* Record excerpts *
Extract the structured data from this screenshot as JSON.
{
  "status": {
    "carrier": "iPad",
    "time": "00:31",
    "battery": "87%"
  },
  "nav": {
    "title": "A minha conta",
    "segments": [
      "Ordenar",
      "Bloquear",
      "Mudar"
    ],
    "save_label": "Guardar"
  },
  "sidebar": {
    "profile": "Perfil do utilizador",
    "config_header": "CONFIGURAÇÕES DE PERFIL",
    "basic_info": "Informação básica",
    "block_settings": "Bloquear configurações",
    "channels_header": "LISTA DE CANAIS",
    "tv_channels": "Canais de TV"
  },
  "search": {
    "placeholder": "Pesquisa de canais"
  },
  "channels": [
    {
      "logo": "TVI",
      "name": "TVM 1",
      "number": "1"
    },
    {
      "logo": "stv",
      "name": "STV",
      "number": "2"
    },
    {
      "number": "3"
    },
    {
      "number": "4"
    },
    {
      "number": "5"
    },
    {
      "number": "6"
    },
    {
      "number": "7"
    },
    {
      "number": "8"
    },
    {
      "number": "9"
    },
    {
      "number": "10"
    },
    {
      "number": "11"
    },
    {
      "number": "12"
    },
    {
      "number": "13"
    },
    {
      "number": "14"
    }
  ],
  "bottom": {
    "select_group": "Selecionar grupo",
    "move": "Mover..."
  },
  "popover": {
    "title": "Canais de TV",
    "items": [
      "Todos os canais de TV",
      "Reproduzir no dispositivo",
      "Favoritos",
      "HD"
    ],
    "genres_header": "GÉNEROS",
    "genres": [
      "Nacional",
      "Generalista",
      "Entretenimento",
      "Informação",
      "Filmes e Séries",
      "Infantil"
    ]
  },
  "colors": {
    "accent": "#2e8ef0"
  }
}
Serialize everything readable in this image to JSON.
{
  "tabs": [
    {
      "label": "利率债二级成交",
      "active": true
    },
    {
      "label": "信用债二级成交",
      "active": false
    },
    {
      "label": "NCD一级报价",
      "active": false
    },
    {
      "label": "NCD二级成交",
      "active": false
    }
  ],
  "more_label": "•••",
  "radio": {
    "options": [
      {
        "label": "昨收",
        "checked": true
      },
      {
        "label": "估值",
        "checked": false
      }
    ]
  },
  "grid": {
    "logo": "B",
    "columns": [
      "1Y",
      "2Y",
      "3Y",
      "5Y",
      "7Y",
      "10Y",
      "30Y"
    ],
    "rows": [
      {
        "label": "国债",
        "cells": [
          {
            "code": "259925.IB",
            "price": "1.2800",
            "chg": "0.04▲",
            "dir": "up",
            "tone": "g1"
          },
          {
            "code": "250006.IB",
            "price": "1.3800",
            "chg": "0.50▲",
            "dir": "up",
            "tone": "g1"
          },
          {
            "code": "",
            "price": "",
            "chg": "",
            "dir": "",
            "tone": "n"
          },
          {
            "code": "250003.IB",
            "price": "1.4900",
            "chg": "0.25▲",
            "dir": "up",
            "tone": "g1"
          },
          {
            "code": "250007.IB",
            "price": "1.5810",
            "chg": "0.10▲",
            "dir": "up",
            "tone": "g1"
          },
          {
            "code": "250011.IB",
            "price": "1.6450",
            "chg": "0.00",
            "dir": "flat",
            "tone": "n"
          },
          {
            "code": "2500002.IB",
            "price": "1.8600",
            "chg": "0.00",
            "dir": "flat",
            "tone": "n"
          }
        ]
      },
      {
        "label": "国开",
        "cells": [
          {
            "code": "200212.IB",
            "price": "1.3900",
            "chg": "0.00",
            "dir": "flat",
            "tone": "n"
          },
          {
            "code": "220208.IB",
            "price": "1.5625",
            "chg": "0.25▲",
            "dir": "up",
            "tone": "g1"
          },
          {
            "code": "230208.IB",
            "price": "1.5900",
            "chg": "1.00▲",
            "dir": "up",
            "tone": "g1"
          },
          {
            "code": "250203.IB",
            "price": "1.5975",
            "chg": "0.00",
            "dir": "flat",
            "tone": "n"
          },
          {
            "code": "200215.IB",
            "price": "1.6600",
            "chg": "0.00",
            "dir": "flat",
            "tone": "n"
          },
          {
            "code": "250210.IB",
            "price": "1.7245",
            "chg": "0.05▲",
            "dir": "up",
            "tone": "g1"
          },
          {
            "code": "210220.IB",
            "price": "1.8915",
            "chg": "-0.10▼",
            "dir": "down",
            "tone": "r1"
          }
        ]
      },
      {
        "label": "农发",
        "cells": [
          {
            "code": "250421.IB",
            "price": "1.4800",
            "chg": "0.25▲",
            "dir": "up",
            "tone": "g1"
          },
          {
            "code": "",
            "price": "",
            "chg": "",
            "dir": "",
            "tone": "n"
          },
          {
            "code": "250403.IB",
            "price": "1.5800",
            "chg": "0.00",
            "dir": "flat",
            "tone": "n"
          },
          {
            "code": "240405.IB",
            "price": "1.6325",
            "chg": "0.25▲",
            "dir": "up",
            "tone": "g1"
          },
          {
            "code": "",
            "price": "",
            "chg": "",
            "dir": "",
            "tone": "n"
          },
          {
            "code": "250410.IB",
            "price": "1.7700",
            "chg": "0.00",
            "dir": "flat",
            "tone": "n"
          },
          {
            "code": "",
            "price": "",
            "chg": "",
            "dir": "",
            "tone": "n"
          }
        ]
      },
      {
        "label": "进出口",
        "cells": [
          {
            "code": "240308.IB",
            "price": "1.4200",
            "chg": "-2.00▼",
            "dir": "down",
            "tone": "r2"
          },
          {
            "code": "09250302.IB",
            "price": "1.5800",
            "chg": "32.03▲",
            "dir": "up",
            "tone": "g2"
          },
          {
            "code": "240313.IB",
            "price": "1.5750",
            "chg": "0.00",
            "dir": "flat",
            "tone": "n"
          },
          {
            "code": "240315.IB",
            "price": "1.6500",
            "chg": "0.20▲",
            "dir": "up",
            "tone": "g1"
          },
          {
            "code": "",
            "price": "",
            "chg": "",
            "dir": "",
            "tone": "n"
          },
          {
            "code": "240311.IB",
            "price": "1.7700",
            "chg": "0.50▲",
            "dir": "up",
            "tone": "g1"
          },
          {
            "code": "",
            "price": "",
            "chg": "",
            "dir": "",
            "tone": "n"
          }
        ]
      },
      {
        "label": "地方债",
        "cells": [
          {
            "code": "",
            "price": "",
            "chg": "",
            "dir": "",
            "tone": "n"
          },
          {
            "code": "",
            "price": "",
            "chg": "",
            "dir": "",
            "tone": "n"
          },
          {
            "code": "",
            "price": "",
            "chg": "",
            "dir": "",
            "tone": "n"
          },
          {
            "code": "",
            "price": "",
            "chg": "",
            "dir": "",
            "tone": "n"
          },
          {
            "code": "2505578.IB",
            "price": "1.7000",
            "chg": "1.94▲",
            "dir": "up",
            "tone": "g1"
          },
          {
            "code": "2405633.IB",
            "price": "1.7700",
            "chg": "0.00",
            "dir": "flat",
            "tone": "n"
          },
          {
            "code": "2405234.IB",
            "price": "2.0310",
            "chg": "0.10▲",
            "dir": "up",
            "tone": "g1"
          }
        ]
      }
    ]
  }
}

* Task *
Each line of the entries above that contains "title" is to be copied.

* The completed task *
    "title": "A minha conta",
    "title": "Canais de TV",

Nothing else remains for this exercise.